He was a leader, said his mother, Eileen Adams. People gravitated to him.
Adams called it charisma and spirit. Erica Stout called it a gift.
He was a man not of this time, she said Wednesday. Using words like honorable and our rock to describe him, she said they had their spats. But, she said he was an angel in disguise.
Sondra Stout agreed.
I think he was Gods angel.
God was very important in his life, Adams said. If it wasnt for David, I would not have come to the Lord.
David knew his Bible word for word, Sondra Stout said.
At 21, just before he met Dawn, Freberg worked with United Van Lines, a moving company that brought him contact with the homeless at truck stops while he was on the road.
He didnt give them money, Adams said. Instead, he took them to a restaurant, paid for their meal, gave them the clothes off his back and then preached to them.
This went on for two months before Adams asked about him bringing less and less clothes home to be washed. Finally, he told her.
He always saw the good in everybody, she said.
Even when operating Patriot Tree Service, a business he ran with his cousin on the weekends, Freberg always gave people breaks, Stout said.
Adams recalled a time Freberg did tree work for a woman living on a fixed income. He charged her not even a fraction of the price.
After thinking about it for a few seconds, she said he might have done the work for free.
She knew he would go
Freberg and his wife, Dawn, met at Bible study-- an encounter orchestrated by Erica Stout, who said she thought they would make a good match.

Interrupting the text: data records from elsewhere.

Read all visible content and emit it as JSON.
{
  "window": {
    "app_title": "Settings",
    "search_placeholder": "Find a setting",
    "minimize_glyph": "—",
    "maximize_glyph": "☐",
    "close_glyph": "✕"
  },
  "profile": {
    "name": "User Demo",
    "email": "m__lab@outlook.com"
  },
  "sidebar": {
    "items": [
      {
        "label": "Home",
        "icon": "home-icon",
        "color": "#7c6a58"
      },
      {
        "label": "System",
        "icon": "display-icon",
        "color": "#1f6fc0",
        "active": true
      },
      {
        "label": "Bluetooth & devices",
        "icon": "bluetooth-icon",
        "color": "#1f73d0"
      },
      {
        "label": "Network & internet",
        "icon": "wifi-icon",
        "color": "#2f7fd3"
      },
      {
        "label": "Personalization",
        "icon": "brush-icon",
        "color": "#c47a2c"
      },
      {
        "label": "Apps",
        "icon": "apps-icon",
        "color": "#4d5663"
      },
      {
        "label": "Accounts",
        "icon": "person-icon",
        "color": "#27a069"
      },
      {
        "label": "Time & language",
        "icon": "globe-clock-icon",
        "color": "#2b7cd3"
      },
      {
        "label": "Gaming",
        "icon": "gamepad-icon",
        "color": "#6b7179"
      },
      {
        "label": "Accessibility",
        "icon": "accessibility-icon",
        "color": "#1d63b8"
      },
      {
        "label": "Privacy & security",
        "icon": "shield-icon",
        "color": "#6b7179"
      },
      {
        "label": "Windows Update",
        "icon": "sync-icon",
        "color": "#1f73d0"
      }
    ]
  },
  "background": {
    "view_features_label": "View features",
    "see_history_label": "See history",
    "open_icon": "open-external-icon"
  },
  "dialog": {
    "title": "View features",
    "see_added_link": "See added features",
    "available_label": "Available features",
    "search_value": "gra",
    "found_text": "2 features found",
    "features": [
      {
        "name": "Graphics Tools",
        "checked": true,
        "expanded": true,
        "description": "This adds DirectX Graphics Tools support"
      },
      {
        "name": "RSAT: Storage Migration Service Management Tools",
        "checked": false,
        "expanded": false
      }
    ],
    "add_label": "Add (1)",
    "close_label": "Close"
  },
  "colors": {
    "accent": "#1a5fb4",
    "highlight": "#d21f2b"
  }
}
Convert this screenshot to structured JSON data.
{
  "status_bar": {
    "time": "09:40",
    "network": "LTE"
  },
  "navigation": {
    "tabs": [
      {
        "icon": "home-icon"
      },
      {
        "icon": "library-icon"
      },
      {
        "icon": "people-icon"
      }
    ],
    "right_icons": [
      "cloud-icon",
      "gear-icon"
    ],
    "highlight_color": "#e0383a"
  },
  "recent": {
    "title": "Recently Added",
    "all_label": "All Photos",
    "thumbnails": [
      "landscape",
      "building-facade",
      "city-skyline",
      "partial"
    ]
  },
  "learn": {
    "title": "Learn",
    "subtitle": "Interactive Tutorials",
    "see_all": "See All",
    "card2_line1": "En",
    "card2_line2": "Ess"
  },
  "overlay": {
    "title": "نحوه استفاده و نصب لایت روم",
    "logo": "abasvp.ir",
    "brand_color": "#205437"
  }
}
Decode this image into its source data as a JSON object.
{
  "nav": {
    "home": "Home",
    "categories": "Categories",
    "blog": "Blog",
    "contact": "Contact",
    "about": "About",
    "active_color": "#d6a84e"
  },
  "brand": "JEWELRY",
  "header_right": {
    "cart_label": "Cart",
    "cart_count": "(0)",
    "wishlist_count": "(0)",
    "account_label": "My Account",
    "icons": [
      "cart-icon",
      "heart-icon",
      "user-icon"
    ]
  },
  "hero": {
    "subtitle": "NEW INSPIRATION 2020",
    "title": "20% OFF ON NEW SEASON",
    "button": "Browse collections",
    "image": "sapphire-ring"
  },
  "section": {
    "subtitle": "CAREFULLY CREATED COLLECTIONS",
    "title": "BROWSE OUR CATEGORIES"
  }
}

In the beginning, Dawn didnt think David liked her, Sondra Stout said, because he would leave every time she walked into the room.
He was just nervous, said Erica Stout, who worked with Freberg full- time at AAAA BugMan in Charlotte.
As time would tell, things changed. They were married on May 10, 2003.
She just loved David for who David was, Sondra Stout said. He didnt have to do anything big or special...just him being there was enough for Dawn.
While in New York, Dawn and Freberg kept constant contact, their mothers said. He called her everyday and sent photos of the flotsam he waded through.
Dawn wasnt happy when Freberg announced that hed be heading north, her mother said.
She liked her husband home with her, Sondra Stout said. They were each others crutch. They held each other up.
But, she knew he would go.
On his Facebook page, Dawn Freberg last wrote, I love you, to her husband on Nov. 5. He wrote the same back to her two days later.
Now, notes of love from family members and condolences from well-wishers fill his Facebook wall. He was scheduled to return home Friday.
Freberg also had a very close relationship with his father-in-law, Jan Stout. Two years ago, they drove to Washington D.C. to watch Glenn Becks final speech live.
So its no surprise to Stout that the two went to New York together.
(Jan) took him as the son he never had, Sondra Stout said.
Jan, she said, was at his side when Freberg died. He held his hand. His cousin was just a block away.
He wasnt alone, she said.
Nor was he afraid to die.
David would always say, Sondra, were all going to die and theres nothing to be scared of as long as you make it right with God, she said. He knew where he was going.
When Sondra Stout looks at her three grandchildren, I can see David in every one of them.
But its Frebergs oldest son, 8-year-old Aiden, whos adapted the same quirks and mannerisms. Like Freberg, he enjoys taking things apart and putting them back together again, Stout said. Like Freberg, Adams said, hes very protective of his siblings.
Theyre like two peas in one pod, Adams said.
You wouldve liked him if you knew him, Adams told her visitor. If he knew you needed help, hed help you.
Sondra Stout turned to Emma, cradled in Adams arms and, through tears, told her: That was your daddy.
Want to help?
David Frebergs family has set up a memorial fund in his honor. Those who want to donate can deposit checks, cash or money orders to any South Carolina Bank and Trust. They can also mail donations to P.O. Box 768, York, SC 29745.